# Given entries
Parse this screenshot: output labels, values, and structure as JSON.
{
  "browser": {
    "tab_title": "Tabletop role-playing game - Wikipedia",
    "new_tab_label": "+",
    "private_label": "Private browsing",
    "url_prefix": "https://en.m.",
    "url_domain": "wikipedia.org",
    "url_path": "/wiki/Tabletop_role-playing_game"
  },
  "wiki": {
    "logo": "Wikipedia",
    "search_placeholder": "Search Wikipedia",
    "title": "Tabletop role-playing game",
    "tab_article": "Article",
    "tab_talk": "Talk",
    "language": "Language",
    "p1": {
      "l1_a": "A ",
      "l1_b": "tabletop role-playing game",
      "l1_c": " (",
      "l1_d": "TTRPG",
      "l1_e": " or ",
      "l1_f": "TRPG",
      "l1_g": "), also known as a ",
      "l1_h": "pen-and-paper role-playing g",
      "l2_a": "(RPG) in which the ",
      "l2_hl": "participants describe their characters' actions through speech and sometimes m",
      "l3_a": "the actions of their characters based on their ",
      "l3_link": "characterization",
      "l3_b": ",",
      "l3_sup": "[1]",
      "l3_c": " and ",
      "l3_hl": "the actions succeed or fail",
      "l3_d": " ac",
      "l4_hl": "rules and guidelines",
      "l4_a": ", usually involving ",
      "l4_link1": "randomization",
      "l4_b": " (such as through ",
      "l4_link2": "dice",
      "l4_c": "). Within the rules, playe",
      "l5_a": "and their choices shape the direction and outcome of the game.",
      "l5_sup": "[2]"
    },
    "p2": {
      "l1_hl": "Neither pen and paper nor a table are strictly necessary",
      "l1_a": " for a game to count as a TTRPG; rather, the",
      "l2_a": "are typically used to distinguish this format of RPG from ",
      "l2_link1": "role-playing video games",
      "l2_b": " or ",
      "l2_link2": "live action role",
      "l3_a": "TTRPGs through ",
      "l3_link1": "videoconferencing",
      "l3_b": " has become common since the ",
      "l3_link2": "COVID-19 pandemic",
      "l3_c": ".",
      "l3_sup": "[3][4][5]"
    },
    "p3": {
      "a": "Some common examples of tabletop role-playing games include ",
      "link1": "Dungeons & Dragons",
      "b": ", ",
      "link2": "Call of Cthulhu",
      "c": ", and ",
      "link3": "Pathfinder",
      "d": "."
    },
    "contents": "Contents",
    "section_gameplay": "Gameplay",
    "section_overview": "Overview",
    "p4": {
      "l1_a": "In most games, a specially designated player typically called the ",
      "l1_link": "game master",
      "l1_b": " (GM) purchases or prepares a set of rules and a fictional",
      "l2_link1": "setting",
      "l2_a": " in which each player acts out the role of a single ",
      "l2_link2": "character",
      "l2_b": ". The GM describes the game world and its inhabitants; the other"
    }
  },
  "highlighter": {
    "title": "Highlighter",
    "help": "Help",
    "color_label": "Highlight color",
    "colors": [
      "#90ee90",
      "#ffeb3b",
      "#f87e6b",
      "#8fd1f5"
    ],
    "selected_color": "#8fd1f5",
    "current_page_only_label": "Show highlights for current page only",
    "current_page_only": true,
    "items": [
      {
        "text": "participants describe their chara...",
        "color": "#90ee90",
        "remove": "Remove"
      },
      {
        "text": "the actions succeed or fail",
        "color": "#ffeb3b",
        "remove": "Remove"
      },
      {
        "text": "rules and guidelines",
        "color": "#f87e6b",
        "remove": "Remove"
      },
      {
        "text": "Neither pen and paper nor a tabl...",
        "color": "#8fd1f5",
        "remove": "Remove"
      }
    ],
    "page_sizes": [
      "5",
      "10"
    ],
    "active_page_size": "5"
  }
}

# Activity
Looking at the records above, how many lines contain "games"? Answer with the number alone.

# The answer
3